“Finally, I’m not sure we’ve understood the causes of fraudulence at companies like Enron, nor how to avoid them by means other than excessive bureaucratic controls. The key decision makers, in government and business, do not seem ready to make the changes that could get a golden age under way.”
IBM’s Irving Wladawsky-Berger has an appreciation of her, with links, here:
He links to a 10-minute video presentation she made to an audience in Rome. It is well worth watching for its concise explanation of her ideas and her forceful presentation.
She contends that globalization has great potential for providing a better life around the world but it is being better life but it is being resisted by those who are being hurt by it, which calls for imaginative government response in education and individual protection.
“Governments have to become as modern and agile as business firms.” She calls on governments, businesses and NGOs to collaborate for a better world.
In a presentation University College London apparently posted in March 2009, she explains more about the role of governments and finance in developing the future:
“What is needed is the redesign of the financial architecture so that the system will go back to its basic role of reallocating resources, smoothing the flow of money from savers to investors and making its profits by sharing in the wealth it helps create and acquire. Of course, there will always be special instruments that take advantage of imbalances or misjudgments, and that is part of the legitimate workings of the market. But the idea that money can “work” and make you a millionaire in no time and with no risk has to be clearly ruled out if the global economy is to get the full growth and profits benefit from the potential of the current paradigm.
“There are many regulatory directions to follow, but there are two that define whether finance will be constructive or will continue to be decoupled from the real economy, playing its own game. One is transparency, the other is global reach. The need for transparency is obvious. One of the main strengths of the synthetic instruments, hedge funds, default swaps, derivatives and other supposedly sophisticated innovations in recent times was precisely their opacity. Without full information there is no accountability, no protection for investors and no proper supervision or regulation is possible.
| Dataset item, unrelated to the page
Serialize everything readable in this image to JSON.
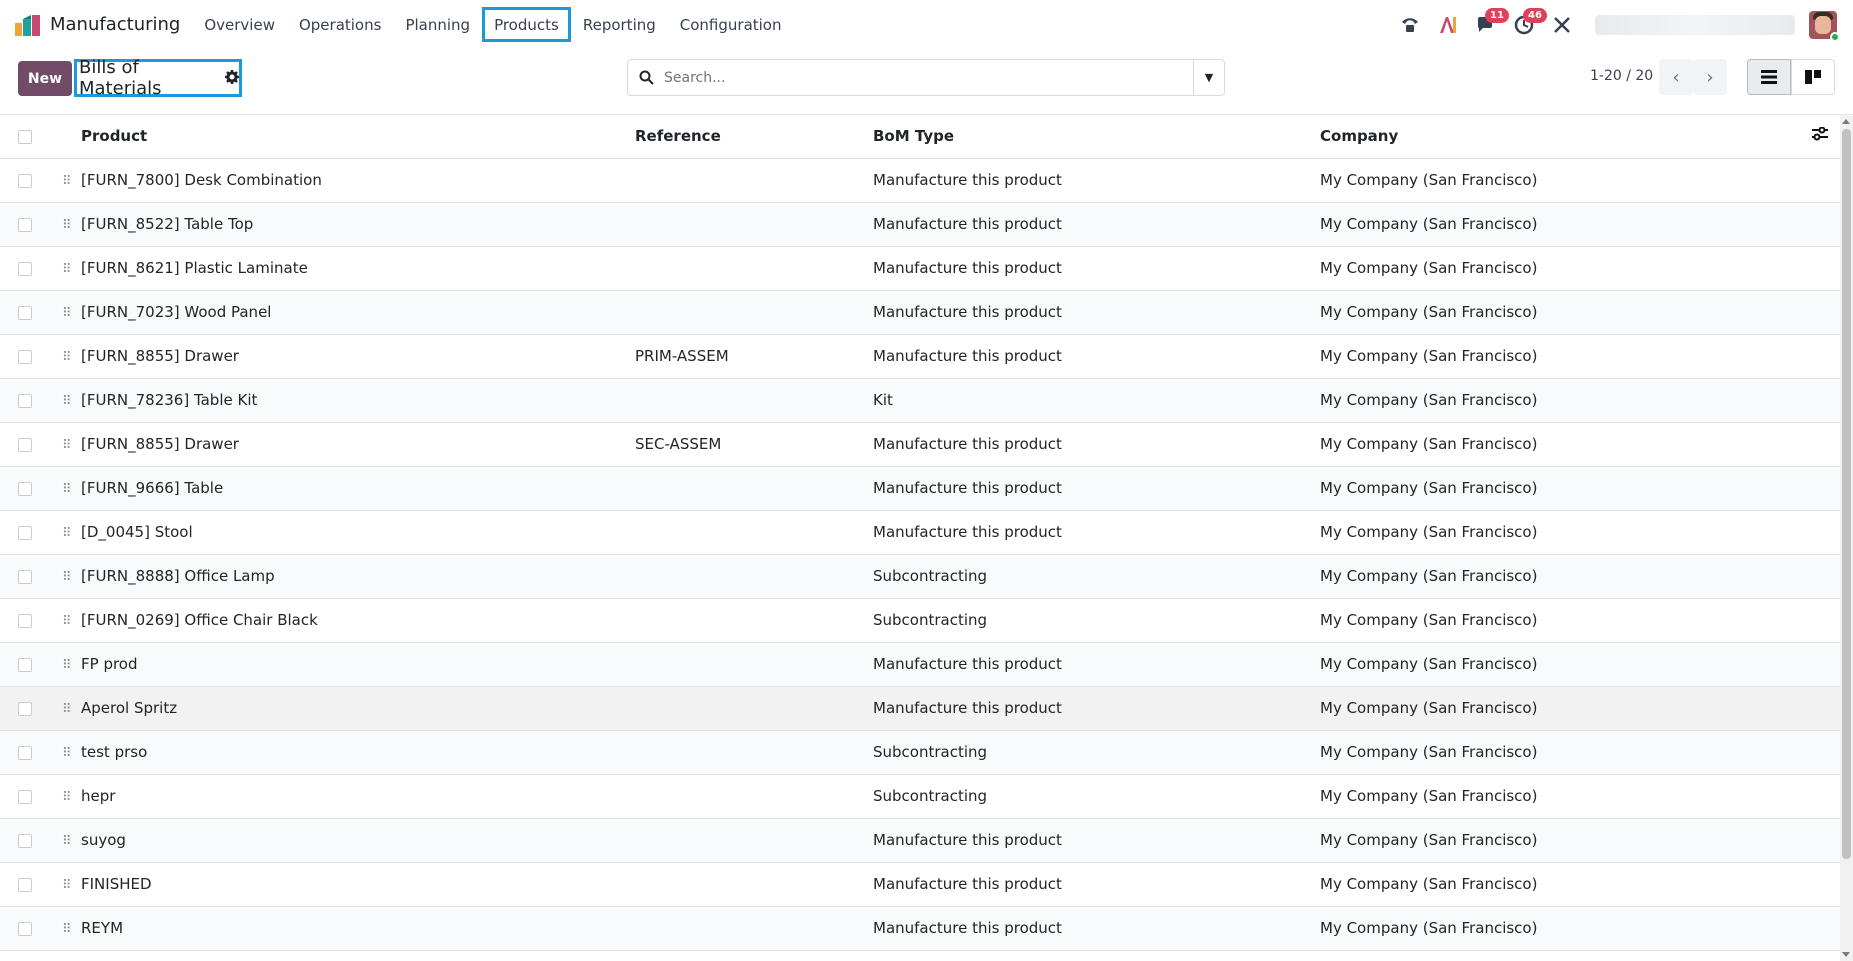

To achieve effective disclosure rules, only the truly savvy financiers could help define effective disclosure rules -quite a few are willing- and only very determined political will can effectively set and enforce them. “
This is not merely a financial crisis; this is the end of a period. As Stephen Roach puts it: leaders must have “the wisdom and the courage to shift the policy debate away from tactics and toward strategy”.
On the value of industrial policy during the deployment stage:
“Once installation has been achieved, however, there is a vast innovation and growth potential that the economy is ready to tap. Unrestrained markets then become a very blunt and brutal instrument; yet markets guided by policies that implement common visions arrived at through a social consensus orchestrated by modern, well informed, realistic and socially responsible governments are more likely to achieve the best results in these circumstances. “
Filed under: Technology